First up on the agenda is smashing Nelson at UFC 166, then comes his drop to light heavyweight, and then it's probably easy to guess where Cormier is headed next.
"I want to be the guy to try and finish Roy Nelson. I mean all the guys are trying, but it's been darn near impossible to do. You set goals and that's one of my goals to try and finish this fight. My goal is to one day be a UFC champion so if this fight is going to get me closer to that goal, then yes it adds [pressure] to it. There are so many things that come after this fight if I can win. So you have to keep an eye on it. I set a short term goal and a long term goal," Cormier explained.
Cormier looking relaxed at the Strikeforce Heavyweight Grand Prix Semifinal weigh-in vs. Bigfoot Silva in September 2011.
"My long term goal is to be the champion, and my short term goal is to get through camp healthy and fight good. My intermediate goal is what happens after this fight. I try to keep an eye at all levels what's happening."
Surveying the road ahead is just part of what Cormier does before every fight he's ever faced, and this one is no different.

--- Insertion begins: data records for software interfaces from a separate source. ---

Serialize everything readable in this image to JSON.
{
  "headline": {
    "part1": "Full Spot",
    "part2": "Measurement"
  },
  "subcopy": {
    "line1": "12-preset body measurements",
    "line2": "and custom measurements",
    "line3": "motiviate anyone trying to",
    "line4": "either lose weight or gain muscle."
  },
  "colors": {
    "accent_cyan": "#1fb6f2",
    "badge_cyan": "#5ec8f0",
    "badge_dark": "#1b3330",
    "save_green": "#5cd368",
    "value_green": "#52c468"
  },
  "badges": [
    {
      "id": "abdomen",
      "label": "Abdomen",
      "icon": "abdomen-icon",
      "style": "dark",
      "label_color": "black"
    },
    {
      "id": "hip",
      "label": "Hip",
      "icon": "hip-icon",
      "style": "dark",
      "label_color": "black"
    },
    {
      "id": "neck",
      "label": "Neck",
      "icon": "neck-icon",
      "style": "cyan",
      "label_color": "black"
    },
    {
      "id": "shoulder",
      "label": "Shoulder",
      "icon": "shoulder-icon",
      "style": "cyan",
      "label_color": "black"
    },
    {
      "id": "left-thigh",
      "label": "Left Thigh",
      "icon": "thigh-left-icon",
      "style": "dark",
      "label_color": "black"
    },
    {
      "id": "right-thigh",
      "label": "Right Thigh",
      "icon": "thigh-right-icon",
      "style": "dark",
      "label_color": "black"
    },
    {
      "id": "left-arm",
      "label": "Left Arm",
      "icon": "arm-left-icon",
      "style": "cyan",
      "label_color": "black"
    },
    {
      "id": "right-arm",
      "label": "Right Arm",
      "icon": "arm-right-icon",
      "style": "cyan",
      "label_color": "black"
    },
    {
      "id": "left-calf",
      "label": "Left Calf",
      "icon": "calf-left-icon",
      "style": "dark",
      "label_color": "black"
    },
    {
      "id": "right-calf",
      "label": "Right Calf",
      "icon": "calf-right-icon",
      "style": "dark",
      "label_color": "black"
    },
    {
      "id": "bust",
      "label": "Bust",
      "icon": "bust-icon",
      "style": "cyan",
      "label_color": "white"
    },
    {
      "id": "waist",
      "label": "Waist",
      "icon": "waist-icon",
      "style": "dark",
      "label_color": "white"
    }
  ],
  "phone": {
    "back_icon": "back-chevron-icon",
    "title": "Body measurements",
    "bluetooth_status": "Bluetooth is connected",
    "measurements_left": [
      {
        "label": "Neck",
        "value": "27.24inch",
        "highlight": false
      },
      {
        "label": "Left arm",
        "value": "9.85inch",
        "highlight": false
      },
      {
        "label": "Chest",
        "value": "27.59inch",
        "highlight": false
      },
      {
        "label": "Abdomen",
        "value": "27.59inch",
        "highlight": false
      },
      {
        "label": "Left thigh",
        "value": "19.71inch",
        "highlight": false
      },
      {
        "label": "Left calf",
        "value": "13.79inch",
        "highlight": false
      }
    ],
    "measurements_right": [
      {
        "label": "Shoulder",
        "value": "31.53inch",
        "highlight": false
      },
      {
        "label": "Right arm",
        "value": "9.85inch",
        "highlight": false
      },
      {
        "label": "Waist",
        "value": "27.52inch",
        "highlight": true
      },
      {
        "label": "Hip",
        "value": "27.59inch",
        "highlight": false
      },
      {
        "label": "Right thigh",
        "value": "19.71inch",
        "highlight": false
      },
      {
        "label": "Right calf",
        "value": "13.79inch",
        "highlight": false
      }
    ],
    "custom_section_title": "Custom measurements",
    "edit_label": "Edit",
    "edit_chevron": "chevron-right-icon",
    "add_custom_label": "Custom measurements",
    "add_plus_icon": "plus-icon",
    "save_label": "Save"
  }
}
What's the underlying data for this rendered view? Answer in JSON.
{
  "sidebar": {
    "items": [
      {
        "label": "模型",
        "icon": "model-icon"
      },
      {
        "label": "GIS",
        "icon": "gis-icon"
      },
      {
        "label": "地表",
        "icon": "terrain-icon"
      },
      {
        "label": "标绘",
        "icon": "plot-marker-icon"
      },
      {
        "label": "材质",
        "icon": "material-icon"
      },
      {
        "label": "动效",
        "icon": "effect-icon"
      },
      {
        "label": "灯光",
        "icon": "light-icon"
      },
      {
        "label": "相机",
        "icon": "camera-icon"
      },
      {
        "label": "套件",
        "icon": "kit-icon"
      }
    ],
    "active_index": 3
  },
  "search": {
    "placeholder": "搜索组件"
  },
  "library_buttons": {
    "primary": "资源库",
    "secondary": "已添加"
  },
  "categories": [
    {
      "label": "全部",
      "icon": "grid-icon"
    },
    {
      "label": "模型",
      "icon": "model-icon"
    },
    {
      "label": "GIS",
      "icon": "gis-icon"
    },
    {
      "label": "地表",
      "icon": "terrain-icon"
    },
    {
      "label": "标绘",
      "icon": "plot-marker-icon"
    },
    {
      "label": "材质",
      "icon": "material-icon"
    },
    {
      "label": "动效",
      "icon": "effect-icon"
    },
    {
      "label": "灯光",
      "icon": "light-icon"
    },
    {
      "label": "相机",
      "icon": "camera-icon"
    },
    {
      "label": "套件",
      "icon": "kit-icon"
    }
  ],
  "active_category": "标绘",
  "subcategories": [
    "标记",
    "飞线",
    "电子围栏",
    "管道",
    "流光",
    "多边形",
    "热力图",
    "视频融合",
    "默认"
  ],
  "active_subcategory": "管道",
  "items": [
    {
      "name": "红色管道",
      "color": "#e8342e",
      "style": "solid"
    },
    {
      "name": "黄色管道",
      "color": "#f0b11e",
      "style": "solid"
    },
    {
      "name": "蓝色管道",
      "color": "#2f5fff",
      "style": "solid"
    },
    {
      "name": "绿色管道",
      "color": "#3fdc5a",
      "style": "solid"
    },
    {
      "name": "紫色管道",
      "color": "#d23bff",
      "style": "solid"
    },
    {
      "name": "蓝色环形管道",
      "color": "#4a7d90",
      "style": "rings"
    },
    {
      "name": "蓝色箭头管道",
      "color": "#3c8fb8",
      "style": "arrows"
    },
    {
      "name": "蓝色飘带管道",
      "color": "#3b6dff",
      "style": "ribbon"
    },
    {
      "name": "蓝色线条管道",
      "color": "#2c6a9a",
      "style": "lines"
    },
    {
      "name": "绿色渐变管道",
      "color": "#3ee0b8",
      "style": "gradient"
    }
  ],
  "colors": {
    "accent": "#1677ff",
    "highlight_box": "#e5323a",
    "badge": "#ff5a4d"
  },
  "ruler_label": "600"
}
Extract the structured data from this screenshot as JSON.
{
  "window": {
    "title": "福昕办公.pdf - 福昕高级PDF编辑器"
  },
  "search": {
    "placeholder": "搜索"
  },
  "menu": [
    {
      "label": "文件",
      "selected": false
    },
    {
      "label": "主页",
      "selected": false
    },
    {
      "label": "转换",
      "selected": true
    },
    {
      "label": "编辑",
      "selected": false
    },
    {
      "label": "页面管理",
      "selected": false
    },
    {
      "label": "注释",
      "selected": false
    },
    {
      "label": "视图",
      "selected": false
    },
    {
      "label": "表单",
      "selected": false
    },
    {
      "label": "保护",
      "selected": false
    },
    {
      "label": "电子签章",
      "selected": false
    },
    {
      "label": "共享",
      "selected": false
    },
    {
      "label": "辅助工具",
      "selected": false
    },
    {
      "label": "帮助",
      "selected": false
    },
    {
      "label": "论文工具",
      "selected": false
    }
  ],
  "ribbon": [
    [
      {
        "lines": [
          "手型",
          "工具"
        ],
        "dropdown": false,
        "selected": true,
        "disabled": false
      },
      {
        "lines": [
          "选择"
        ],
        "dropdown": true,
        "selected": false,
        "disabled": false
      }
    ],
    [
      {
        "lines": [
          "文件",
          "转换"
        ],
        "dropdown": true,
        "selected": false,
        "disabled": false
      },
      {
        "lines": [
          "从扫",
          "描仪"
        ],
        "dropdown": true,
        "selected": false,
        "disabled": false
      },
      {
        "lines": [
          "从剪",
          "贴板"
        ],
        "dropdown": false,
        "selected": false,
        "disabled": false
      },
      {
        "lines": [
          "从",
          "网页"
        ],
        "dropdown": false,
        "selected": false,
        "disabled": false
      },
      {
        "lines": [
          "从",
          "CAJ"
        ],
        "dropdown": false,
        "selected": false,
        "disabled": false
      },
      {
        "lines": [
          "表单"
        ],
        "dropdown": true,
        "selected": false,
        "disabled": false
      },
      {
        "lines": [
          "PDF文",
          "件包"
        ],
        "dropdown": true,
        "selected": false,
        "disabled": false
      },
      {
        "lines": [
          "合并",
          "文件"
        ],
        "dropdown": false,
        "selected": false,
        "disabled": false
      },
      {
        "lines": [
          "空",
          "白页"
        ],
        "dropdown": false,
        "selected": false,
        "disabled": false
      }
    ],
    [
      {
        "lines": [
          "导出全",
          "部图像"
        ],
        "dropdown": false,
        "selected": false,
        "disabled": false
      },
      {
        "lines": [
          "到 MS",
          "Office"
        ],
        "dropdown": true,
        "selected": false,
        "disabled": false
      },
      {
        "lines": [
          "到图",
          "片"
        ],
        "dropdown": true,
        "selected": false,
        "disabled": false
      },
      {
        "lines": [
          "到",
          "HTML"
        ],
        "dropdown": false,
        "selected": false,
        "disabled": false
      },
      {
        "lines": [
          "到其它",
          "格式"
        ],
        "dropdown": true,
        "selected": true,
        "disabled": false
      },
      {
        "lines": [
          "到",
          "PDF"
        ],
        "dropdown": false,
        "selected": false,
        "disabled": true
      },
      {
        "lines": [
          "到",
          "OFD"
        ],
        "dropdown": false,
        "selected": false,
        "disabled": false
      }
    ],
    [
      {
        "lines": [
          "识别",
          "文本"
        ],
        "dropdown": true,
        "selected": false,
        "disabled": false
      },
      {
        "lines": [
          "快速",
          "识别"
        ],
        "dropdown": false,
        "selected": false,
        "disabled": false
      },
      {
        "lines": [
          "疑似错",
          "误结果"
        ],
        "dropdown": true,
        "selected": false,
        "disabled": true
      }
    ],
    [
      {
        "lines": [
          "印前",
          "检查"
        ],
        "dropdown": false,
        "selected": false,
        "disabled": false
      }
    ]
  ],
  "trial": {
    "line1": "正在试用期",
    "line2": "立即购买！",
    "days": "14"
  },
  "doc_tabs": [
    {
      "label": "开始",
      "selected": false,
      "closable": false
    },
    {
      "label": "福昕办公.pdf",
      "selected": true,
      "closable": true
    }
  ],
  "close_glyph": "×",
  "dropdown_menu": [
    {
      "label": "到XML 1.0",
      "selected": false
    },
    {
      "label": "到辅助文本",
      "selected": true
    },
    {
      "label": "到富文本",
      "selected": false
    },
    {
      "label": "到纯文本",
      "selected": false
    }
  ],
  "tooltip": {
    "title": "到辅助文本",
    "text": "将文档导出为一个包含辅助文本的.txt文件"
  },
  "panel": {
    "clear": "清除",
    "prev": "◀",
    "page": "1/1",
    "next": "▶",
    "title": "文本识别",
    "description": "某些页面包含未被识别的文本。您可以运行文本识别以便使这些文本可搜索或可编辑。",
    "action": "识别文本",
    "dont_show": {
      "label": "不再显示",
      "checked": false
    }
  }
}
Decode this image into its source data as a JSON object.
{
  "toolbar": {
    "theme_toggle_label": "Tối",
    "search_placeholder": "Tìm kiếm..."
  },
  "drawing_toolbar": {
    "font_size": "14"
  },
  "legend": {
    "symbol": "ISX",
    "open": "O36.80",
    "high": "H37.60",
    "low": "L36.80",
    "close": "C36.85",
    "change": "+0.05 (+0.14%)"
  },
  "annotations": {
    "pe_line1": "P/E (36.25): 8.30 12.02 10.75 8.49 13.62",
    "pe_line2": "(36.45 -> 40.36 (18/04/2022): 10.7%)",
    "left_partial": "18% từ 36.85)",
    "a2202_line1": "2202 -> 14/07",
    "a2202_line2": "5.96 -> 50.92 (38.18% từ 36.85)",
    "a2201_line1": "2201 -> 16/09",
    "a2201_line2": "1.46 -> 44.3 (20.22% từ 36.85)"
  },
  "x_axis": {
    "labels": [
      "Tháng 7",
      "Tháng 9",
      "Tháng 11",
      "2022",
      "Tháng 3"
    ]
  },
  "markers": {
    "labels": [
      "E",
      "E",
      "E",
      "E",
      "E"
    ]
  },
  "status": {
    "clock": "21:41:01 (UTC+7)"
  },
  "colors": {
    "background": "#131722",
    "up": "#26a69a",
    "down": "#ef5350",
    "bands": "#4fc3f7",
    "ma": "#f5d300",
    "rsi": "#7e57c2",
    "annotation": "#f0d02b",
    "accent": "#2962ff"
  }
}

If he's victorious at UFC 166, the bar gets set even higher and the measurement of success becomes even more difficult to achieve, but Cormier has no problem striving for perfection.
As it turns out, perfection is one measurement that everyone understands, and it can't be quantified or debated, and those are the kinds of accomplishments Cormier likes the best.